Exercise aim:
Return all lines in the data where the string "state" can be found.

- - -

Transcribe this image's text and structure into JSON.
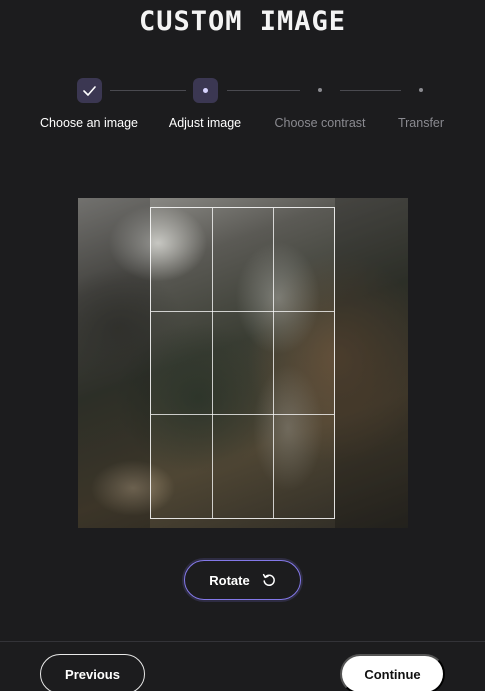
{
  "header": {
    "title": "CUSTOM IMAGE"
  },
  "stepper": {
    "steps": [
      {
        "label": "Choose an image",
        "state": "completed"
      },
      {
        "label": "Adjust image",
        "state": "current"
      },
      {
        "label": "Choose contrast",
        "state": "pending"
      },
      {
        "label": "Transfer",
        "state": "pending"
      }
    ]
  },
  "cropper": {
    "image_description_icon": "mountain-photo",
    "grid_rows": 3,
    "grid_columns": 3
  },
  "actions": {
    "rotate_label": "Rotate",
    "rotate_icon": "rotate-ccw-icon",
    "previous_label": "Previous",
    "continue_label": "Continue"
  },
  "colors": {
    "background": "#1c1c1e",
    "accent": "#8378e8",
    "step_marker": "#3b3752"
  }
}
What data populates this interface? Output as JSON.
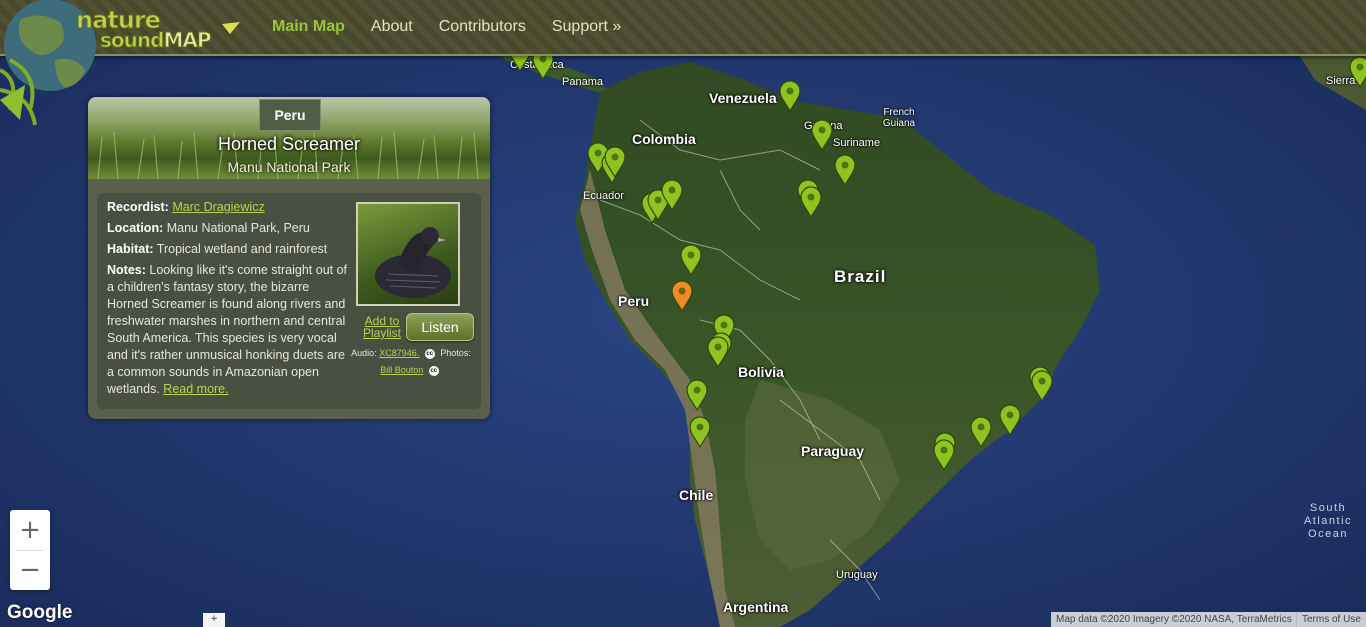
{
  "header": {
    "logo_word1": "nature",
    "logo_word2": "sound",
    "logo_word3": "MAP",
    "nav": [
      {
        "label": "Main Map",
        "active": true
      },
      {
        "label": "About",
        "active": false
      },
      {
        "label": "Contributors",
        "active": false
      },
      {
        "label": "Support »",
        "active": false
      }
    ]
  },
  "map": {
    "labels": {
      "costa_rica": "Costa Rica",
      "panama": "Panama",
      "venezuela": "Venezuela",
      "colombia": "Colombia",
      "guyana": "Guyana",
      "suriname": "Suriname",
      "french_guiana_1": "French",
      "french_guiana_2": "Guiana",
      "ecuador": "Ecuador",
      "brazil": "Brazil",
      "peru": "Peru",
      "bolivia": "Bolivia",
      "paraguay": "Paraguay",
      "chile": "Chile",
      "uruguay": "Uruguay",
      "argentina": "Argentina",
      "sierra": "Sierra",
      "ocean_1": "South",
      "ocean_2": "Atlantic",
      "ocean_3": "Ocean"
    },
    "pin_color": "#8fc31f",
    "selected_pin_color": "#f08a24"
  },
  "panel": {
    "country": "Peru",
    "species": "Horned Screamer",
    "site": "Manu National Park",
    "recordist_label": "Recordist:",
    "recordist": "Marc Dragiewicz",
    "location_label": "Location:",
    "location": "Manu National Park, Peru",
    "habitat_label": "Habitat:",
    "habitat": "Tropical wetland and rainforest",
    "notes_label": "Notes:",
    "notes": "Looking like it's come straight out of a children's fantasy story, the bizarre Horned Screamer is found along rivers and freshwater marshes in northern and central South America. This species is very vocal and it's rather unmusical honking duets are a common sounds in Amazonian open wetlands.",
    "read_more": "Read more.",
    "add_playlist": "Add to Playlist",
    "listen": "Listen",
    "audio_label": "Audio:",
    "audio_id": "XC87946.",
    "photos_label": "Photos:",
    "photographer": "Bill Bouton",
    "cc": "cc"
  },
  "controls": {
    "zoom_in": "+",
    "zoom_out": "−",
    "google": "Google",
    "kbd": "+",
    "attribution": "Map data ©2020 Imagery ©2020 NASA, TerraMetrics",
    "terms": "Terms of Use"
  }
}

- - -

Answer box:
        "state": "completed"
        "state": "current"
        "state": "pending"
        "state": "pending"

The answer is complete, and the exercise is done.